> _Exercise aim_
Could you repeat every record exactly as it appears?

> _Element data from apps and pages_
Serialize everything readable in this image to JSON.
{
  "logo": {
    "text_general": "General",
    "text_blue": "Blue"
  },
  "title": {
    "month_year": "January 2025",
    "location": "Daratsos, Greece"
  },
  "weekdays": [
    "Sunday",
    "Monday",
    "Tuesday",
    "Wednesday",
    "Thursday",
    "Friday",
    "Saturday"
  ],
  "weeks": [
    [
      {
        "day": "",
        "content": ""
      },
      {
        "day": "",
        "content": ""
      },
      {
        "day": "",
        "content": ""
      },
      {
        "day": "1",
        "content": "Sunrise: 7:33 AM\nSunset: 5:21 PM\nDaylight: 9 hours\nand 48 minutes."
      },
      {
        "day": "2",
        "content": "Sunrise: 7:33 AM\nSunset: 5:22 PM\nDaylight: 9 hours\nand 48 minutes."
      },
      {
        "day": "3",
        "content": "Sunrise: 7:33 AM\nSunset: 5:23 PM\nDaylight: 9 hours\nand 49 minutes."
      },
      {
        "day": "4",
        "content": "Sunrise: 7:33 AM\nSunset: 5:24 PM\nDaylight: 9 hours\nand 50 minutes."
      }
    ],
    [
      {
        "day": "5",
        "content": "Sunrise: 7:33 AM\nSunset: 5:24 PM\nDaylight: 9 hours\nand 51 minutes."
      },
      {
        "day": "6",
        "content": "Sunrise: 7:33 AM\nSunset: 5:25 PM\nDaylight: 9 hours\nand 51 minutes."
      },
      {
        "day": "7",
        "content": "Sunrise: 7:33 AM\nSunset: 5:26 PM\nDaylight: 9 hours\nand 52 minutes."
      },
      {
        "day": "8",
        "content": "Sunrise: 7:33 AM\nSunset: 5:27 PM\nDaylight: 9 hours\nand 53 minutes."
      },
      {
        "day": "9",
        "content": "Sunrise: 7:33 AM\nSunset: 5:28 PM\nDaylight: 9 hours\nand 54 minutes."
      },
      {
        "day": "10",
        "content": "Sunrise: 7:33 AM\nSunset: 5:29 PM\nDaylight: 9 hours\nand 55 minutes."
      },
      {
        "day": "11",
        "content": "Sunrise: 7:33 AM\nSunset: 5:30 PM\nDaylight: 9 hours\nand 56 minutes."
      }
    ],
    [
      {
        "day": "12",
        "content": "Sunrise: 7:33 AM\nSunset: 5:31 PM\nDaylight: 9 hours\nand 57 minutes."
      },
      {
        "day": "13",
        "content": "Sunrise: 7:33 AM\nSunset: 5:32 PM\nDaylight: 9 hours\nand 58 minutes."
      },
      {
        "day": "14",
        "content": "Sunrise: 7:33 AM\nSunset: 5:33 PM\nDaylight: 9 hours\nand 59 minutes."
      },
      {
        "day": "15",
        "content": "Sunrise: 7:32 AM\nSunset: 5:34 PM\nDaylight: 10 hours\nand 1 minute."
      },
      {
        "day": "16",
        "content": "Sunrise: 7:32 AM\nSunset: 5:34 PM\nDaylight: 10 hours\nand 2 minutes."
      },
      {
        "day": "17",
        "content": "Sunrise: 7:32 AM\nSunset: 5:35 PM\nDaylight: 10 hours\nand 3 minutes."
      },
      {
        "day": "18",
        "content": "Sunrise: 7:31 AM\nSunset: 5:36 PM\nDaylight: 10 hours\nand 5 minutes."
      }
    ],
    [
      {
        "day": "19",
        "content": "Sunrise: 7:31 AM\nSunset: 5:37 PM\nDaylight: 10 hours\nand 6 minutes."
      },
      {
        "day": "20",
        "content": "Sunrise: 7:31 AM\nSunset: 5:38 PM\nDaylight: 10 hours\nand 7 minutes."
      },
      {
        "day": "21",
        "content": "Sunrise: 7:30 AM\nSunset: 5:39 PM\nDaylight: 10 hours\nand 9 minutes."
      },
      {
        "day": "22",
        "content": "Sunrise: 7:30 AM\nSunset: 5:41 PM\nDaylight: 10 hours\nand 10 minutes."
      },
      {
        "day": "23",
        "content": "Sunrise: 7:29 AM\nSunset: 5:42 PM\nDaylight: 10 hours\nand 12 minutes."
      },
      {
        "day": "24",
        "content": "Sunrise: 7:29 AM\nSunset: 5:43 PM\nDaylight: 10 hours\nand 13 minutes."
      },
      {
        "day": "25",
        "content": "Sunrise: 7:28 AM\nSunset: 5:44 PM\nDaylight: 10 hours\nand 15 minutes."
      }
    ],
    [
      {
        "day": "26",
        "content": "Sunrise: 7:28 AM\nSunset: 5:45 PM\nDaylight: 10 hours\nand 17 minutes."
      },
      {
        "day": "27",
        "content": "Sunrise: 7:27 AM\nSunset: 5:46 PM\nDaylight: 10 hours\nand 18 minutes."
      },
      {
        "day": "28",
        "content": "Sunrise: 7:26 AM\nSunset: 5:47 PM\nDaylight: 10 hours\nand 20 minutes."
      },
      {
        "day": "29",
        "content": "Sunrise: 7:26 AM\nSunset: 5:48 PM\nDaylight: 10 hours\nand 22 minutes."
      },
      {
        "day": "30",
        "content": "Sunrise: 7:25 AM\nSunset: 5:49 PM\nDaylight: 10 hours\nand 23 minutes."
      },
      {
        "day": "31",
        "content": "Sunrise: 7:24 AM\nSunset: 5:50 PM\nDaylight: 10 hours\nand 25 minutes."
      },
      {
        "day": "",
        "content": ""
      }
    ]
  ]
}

> _Result of the task_
Serialize everything readable in this image to JSON.
{
  "logo": {
    "text_general": "General",
    "text_blue": "Blue"
  },
  "title": {
    "month_year": "January 2025",
    "location": "Daratsos, Greece"
  },
  "weekdays": [
    "Sunday",
    "Monday",
    "Tuesday",
    "Wednesday",
    "Thursday",
    "Friday",
    "Saturday"
  ],
  "weeks": [
    [
      {
        "day": "",
        "content": ""
      },
      {
        "day": "",
        "content": ""
      },
      {
        "day": "",
        "content": ""
      },
      {
        "day": "1",
        "content": "Sunrise: 7:33 AM\nSunset: 5:21 PM\nDaylight: 9 hours\nand 48 minutes."
      },
      {
        "day": "2",
        "content": "Sunrise: 7:33 AM\nSunset: 5:22 PM\nDaylight: 9 hours\nand 48 minutes."
      },
      {
        "day": "3",
        "content": "Sunrise: 7:33 AM\nSunset: 5:23 PM\nDaylight: 9 hours\nand 49 minutes."
      },
      {
        "day": "4",
        "content": "Sunrise: 7:33 AM\nSunset: 5:24 PM\nDaylight: 9 hours\nand 50 minutes."
      }
    ],
    [
      {
        "day": "5",
        "content": "Sunrise: 7:33 AM\nSunset: 5:24 PM\nDaylight: 9 hours\nand 51 minutes."
      },
      {
        "day": "6",
        "content": "Sunrise: 7:33 AM\nSunset: 5:25 PM\nDaylight: 9 hours\nand 51 minutes."
      },
      {
        "day": "7",
        "content": "Sunrise: 7:33 AM\nSunset: 5:26 PM\nDaylight: 9 hours\nand 52 minutes."
      },
      {
        "day": "8",
        "content": "Sunrise: 7:33 AM\nSunset: 5:27 PM\nDaylight: 9 hours\nand 53 minutes."
      },
      {
        "day": "9",
        "content": "Sunrise: 7:33 AM\nSunset: 5:28 PM\nDaylight: 9 hours\nand 54 minutes."
      },
      {
        "day": "10",
        "content": "Sunrise: 7:33 AM\nSunset: 5:29 PM\nDaylight: 9 hours\nand 55 minutes."
      },
      {
        "day": "11",
        "content": "Sunrise: 7:33 AM\nSunset: 5:30 PM\nDaylight: 9 hours\nand 56 minutes."
      }
    ],
    [
      {
        "day": "12",
        "content": "Sunrise: 7:33 AM\nSunset: 5:31 PM\nDaylight: 9 hours\nand 57 minutes."
      },
      {
        "day": "13",
        "content": "Sunrise: 7:33 AM\nSunset: 5:32 PM\nDaylight: 9 hours\nand 58 minutes."
      },
      {
        "day": "14",
        "content": "Sunrise: 7:33 AM\nSunset: 5:33 PM\nDaylight: 9 hours\nand 59 minutes."
      },
      {
        "day": "15",
        "content": "Sunrise: 7:32 AM\nSunset: 5:34 PM\nDaylight: 10 hours\nand 1 minute."
      },
      {
        "day": "16",
        "content": "Sunrise: 7:32 AM\nSunset: 5:34 PM\nDaylight: 10 hours\nand 2 minutes."
      },
      {
        "day": "17",
        "content": "Sunrise: 7:32 AM\nSunset: 5:35 PM\nDaylight: 10 hours\nand 3 minutes."
      },
      {
        "day": "18",
        "content": "Sunrise: 7:31 AM\nSunset: 5:36 PM\nDaylight: 10 hours\nand 5 minutes."
      }
    ],
    [
      {
        "day": "19",
        "content": "Sunrise: 7:31 AM\nSunset: 5:37 PM\nDaylight: 10 hours\nand 6 minutes."
      },
      {
        "day": "20",
        "content": "Sunrise: 7:31 AM\nSunset: 5:38 PM\nDaylight: 10 hours\nand 7 minutes."
      },
      {
        "day": "21",
        "content": "Sunrise: 7:30 AM\nSunset: 5:39 PM\nDaylight: 10 hours\nand 9 minutes."
      },
      {
        "day": "22",
        "content": "Sunrise: 7:30 AM\nSunset: 5:41 PM\nDaylight: 10 hours\nand 10 minutes."
      },
      {
        "day": "23",
        "content": "Sunrise: 7:29 AM\nSunset: 5:42 PM\nDaylight: 10 hours\nand 12 minutes."
      },
      {
        "day": "24",
        "content": "Sunrise: 7:29 AM\nSunset: 5:43 PM\nDaylight: 10 hours\nand 13 minutes."
      },
      {
        "day": "25",
        "content": "Sunrise: 7:28 AM\nSunset: 5:44 PM\nDaylight: 10 hours\nand 15 minutes."
      }
    ],
    [
      {
        "day": "26",
        "content": "Sunrise: 7:28 AM\nSunset: 5:45 PM\nDaylight: 10 hours\nand 17 minutes."
      },
      {
        "day": "27",
        "content": "Sunrise: 7:27 AM\nSunset: 5:46 PM\nDaylight: 10 hours\nand 18 minutes."
      },
      {
        "day": "28",
        "content": "Sunrise: 7:26 AM\nSunset: 5:47 PM\nDaylight: 10 hours\nand 20 minutes."
      },
      {
        "day": "29",
        "content": "Sunrise: 7:26 AM\nSunset: 5:48 PM\nDaylight: 10 hours\nand 22 minutes."
      },
      {
        "day": "30",
        "content": "Sunrise: 7:25 AM\nSunset: 5:49 PM\nDaylight: 10 hours\nand 23 minutes."
      },
      {
        "day": "31",
        "content": "Sunrise: 7:24 AM\nSunset: 5:50 PM\nDaylight: 10 hours\nand 25 minutes."
      },
      {
        "day": "",
        "content": ""
      }
    ]
  ]
}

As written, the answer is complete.